» **PROBLEM TO SOLVE**: Among the entries below, find each line holding "Государственного" and return it.
::::::::
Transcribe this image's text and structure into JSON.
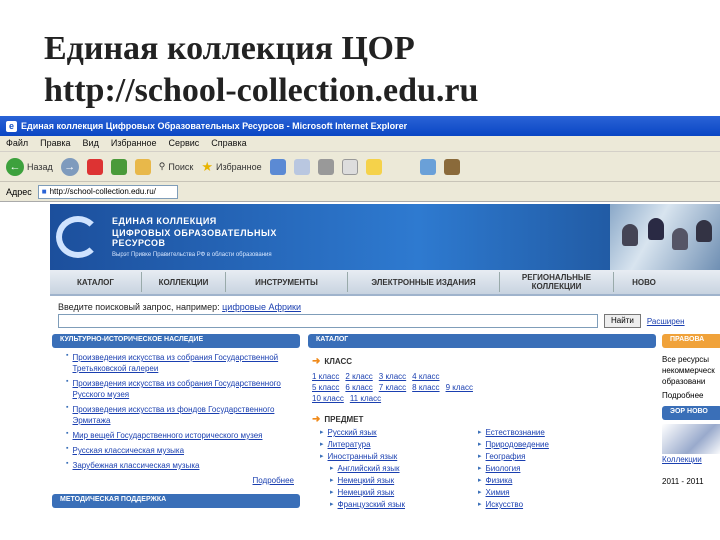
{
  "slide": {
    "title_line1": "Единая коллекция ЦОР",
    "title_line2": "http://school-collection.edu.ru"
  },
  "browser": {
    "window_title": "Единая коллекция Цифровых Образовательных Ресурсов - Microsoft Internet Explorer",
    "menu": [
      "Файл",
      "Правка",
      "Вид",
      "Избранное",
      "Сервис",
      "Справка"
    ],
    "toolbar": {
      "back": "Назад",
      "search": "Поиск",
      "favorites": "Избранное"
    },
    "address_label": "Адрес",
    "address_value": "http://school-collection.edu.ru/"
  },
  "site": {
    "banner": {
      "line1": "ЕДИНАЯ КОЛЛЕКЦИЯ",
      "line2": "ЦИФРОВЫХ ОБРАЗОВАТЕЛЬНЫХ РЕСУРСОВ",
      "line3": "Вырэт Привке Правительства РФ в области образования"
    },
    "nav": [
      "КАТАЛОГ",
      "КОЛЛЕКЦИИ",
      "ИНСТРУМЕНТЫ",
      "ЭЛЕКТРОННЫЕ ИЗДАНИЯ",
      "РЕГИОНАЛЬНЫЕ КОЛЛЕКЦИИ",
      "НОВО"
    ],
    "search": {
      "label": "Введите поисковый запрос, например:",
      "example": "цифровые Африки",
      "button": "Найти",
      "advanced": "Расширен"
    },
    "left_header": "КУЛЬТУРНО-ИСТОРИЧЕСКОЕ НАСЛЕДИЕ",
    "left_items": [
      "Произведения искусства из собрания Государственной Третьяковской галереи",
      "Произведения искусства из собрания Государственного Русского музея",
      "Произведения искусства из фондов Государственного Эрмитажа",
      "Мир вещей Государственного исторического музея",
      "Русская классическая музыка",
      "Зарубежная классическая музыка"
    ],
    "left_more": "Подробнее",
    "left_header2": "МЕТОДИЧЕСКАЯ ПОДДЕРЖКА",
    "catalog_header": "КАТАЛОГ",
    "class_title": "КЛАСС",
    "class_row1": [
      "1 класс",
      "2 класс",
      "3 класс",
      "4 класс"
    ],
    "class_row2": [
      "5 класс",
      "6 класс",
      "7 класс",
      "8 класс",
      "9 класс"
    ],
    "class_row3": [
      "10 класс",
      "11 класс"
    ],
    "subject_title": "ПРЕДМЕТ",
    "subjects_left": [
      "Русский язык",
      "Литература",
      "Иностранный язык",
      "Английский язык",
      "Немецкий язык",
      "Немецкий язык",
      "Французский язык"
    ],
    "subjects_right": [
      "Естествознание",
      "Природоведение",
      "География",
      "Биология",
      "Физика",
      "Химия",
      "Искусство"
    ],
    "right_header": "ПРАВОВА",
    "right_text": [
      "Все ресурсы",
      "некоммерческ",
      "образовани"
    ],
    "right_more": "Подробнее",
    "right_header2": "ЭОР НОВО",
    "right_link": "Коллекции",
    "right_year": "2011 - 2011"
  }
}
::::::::
» **SOLVED PROBLEM**:
      "Произведения искусства из собрания Государственного Русского музея",
      "Произведения искусства из фондов Государственного Эрмитажа",
      "Мир вещей Государственного исторического музея",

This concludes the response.